In sum: the life of everyday Russians is getting worse and worse as their currency goes down the toilet.  Though the same problem could happen in the US or UK, in theory, the latter governments’ reliance on domestic-currency borrowings suggest nothing like the Russia situation in the foreseeable future.

From Cournot to Bertrand equilibria: OPEC giving discounts

Dusting off my old economics lessons, I recognised a couple concepts from today’s Bloomberg article on Iraq joining Saudi Arabia in giving oil price discounts.

In particular, oligopoly behaviour can frequently be modelled by quantity-based competition (Cournot, and old OPEC) or by price-based competition (Bertrand, and what we see today in OPEC).  The key point, as this Brown University lecture note states very well, is:

We conclude that in a Bertrand equilibrium, in the homogeneous good case, under the assumptions we have made, firms 1 and 2 will charge the same price, and the price will be equal to marginal cost. But this means that the duopoly market, in the Bertrand model with a homogeneous good, looks just like a competitive market.
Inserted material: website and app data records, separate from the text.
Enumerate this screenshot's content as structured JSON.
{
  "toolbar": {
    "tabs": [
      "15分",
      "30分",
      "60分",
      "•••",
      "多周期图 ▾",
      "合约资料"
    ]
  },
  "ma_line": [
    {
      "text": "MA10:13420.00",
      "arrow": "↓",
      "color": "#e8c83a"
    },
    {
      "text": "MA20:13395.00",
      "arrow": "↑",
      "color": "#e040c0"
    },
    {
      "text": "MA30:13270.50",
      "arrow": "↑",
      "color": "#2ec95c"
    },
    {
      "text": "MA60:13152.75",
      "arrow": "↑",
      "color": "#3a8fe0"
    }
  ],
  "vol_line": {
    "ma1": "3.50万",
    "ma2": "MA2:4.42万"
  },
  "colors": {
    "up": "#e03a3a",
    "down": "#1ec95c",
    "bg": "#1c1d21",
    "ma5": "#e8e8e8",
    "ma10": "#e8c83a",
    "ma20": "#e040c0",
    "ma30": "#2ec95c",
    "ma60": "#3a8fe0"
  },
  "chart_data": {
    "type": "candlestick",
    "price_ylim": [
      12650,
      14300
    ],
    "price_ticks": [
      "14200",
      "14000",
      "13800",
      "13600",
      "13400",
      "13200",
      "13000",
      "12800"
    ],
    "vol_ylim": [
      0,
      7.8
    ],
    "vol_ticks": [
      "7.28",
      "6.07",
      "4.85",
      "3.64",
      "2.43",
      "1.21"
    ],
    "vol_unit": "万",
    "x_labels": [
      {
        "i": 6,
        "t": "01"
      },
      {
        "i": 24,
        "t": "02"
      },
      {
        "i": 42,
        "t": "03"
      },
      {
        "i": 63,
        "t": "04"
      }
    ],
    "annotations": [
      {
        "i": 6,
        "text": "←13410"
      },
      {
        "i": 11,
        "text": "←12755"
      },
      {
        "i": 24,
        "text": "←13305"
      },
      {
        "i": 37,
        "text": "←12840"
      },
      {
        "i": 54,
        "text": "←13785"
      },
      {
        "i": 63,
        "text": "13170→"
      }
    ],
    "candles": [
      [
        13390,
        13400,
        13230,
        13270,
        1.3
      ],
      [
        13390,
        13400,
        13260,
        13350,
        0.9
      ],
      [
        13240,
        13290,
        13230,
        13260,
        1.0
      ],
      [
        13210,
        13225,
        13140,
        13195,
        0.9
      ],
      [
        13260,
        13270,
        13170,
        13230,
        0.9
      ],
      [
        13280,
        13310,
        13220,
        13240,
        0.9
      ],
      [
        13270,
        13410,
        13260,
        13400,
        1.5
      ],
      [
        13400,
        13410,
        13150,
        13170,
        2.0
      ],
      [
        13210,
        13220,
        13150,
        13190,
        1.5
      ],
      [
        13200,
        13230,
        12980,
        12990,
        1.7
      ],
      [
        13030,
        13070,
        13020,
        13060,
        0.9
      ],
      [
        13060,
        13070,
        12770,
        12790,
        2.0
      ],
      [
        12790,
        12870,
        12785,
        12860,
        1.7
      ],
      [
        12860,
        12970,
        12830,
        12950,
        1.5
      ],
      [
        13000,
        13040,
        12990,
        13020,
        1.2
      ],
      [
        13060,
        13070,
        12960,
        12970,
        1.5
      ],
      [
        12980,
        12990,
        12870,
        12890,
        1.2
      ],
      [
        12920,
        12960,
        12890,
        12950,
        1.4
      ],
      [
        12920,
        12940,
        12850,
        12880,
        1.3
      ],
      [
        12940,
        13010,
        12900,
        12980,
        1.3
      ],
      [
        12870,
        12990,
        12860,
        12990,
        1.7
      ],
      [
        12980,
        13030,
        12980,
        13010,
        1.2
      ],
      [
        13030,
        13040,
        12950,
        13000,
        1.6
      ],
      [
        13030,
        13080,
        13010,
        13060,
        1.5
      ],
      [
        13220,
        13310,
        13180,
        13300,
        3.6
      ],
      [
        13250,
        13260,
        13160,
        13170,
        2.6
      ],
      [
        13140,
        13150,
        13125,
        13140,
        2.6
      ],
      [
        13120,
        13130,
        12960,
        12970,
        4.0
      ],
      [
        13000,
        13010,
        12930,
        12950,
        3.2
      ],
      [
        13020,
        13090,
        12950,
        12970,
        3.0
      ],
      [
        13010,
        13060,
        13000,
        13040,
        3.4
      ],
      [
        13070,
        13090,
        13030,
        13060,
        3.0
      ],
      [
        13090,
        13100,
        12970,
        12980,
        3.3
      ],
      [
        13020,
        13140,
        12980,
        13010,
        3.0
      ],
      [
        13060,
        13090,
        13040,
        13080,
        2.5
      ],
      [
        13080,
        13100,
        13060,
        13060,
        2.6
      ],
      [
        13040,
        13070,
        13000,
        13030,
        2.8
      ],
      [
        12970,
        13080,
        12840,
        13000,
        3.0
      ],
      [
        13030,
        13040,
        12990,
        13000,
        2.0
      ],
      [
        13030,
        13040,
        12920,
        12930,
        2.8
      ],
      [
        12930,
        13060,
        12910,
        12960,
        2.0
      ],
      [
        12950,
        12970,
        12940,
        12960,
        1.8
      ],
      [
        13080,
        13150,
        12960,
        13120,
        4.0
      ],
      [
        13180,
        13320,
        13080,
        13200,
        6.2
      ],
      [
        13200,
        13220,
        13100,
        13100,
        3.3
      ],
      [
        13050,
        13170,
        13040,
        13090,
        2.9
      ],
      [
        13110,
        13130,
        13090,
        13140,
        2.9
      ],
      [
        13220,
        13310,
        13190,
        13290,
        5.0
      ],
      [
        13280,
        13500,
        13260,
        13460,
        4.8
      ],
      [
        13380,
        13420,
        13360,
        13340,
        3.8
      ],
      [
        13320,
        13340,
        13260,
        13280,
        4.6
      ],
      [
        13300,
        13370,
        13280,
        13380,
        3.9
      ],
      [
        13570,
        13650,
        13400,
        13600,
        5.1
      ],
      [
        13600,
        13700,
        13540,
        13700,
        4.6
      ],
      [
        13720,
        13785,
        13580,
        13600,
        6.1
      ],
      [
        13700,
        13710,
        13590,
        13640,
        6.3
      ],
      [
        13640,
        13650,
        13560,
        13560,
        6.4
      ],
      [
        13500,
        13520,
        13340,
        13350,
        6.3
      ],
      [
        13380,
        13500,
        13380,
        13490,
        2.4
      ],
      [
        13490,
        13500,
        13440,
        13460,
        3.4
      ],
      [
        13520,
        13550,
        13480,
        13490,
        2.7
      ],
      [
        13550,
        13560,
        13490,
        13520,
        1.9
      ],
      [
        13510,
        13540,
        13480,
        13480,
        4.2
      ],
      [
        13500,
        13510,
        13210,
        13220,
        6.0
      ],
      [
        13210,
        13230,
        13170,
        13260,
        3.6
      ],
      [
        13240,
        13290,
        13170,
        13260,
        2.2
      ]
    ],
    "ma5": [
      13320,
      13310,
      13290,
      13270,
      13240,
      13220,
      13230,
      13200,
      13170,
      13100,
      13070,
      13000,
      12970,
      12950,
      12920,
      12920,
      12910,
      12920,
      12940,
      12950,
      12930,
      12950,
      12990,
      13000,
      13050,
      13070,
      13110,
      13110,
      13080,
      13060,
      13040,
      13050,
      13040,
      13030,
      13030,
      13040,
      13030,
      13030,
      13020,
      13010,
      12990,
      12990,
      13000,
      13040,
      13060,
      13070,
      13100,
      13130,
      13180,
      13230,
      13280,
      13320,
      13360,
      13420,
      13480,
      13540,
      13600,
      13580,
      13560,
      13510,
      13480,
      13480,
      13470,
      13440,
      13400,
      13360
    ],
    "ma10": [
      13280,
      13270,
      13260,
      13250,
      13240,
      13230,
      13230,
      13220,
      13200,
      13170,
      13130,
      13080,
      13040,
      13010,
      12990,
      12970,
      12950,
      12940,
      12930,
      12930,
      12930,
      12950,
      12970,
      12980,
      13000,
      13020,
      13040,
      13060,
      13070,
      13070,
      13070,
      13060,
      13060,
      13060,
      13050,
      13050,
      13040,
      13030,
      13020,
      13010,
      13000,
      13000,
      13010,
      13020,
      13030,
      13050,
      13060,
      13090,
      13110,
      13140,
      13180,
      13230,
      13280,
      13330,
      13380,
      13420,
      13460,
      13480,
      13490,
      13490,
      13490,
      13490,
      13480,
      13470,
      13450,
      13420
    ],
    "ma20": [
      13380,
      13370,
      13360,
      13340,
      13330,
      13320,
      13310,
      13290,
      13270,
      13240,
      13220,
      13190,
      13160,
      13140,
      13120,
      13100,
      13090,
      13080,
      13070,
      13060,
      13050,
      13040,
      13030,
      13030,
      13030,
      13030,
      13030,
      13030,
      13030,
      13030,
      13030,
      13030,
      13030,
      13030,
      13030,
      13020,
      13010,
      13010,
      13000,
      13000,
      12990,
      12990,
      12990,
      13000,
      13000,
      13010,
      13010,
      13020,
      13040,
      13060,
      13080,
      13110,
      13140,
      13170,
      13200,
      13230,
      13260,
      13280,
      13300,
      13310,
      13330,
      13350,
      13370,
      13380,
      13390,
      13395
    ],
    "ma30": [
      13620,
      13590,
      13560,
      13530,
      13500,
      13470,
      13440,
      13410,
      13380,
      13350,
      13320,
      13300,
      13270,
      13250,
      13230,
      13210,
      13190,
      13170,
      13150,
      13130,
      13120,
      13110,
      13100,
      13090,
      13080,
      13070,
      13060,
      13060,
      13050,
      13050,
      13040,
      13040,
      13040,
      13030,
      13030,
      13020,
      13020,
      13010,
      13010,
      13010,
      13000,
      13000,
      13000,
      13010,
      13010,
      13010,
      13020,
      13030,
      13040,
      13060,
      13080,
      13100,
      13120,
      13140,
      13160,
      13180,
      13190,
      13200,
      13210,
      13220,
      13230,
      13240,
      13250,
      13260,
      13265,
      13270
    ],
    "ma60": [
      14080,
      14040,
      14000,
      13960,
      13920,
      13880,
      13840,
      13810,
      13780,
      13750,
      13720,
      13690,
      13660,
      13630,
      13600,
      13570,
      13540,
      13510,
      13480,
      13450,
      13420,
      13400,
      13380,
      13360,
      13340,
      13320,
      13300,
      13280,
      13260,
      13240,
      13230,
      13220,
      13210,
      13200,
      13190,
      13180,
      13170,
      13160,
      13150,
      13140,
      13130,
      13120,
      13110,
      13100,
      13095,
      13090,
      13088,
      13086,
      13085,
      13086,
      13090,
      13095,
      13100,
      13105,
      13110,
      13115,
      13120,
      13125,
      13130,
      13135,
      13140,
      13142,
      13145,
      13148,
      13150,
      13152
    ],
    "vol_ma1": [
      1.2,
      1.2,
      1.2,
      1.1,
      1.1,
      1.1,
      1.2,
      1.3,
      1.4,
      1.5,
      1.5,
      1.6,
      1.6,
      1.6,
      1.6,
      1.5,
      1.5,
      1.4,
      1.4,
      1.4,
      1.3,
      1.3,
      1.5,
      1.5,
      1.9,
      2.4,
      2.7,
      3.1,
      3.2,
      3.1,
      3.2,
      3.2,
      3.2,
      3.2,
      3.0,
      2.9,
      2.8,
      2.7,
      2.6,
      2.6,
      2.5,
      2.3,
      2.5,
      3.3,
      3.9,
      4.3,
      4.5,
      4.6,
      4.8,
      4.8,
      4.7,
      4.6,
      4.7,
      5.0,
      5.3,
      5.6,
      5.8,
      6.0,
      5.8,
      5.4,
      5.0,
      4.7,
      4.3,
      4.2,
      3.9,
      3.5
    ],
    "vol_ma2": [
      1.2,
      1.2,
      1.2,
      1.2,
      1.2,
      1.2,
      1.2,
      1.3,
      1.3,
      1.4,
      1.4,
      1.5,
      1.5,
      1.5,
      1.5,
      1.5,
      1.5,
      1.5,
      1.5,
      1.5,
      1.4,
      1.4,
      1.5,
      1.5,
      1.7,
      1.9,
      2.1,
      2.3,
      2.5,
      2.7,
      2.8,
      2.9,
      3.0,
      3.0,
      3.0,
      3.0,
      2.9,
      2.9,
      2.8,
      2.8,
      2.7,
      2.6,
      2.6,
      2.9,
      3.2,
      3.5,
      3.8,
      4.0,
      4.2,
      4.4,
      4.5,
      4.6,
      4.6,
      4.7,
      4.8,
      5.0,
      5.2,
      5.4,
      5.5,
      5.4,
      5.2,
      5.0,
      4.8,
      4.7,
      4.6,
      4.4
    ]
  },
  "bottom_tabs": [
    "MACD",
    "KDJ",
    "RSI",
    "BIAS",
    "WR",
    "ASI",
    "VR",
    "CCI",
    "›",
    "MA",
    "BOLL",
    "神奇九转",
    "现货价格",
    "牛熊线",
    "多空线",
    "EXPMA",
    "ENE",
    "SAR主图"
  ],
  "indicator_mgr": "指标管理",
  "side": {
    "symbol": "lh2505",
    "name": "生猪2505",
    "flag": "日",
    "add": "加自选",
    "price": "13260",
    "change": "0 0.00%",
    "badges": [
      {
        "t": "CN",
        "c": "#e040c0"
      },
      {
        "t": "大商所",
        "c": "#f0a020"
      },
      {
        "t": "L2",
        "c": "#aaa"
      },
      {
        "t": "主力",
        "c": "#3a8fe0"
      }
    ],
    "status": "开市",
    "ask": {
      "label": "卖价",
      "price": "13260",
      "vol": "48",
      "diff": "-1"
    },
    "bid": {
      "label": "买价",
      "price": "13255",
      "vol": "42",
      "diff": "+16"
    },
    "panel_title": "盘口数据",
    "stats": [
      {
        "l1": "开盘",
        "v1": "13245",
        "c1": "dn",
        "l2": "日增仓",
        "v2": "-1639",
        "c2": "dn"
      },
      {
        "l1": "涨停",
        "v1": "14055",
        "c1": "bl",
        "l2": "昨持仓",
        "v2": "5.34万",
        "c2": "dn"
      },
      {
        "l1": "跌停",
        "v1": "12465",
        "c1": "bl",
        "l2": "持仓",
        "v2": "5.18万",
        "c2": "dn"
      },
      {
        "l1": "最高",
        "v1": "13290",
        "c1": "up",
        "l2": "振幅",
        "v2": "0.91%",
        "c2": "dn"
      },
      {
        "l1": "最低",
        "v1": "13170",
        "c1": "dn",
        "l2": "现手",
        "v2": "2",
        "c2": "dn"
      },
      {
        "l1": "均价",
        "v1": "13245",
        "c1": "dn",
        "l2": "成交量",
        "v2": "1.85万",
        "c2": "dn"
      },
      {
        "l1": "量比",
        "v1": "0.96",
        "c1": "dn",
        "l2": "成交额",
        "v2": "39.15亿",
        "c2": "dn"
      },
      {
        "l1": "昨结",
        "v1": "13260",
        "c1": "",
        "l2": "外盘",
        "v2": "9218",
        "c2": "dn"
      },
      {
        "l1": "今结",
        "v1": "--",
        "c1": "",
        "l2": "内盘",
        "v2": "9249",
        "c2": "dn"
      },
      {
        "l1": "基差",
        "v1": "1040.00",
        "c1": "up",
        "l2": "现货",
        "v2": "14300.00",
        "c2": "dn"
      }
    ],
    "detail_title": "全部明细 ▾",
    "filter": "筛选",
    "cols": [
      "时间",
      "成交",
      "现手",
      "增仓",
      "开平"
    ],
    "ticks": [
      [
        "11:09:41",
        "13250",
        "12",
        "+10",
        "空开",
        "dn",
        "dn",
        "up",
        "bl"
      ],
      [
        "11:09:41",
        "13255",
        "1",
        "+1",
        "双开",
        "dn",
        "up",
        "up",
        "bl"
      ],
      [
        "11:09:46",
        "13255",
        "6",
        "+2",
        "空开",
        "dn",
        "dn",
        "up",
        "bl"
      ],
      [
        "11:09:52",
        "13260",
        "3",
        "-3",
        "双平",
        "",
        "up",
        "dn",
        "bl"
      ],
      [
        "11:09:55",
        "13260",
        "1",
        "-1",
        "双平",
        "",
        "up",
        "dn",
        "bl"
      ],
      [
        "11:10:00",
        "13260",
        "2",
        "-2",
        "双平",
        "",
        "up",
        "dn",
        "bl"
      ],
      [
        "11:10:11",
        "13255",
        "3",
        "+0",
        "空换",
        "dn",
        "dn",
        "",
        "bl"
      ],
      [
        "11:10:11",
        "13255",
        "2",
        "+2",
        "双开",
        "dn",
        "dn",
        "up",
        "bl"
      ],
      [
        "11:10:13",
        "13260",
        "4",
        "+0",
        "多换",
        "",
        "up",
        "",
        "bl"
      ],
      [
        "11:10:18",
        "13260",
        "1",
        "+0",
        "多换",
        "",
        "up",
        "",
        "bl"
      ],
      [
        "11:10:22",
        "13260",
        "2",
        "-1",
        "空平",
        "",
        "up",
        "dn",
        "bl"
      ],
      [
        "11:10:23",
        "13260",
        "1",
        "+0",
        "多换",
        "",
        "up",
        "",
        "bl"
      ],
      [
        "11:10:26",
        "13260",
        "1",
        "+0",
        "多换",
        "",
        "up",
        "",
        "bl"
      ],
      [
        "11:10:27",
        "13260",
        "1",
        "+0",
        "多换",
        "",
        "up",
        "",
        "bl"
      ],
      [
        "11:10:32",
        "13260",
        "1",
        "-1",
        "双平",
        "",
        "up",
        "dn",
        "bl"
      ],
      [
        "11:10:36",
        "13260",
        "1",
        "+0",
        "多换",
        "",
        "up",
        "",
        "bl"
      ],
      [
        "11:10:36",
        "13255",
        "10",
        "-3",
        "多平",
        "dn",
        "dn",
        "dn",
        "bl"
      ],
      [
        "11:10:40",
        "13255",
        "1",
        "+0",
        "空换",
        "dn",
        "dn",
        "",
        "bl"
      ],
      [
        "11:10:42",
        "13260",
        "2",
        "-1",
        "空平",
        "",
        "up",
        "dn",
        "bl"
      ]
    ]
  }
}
In particular, there is no inefficiency (no loss of social surplus) in the duopoly market. 

So go ahead and call up your local OPEC representative and thank him/her for providing a market-clearing, maximum efficiency price for oil consumers.  WTI oil has broken $63/barrel recently, which surely means $1.75/gallon gas for US drivers at some point??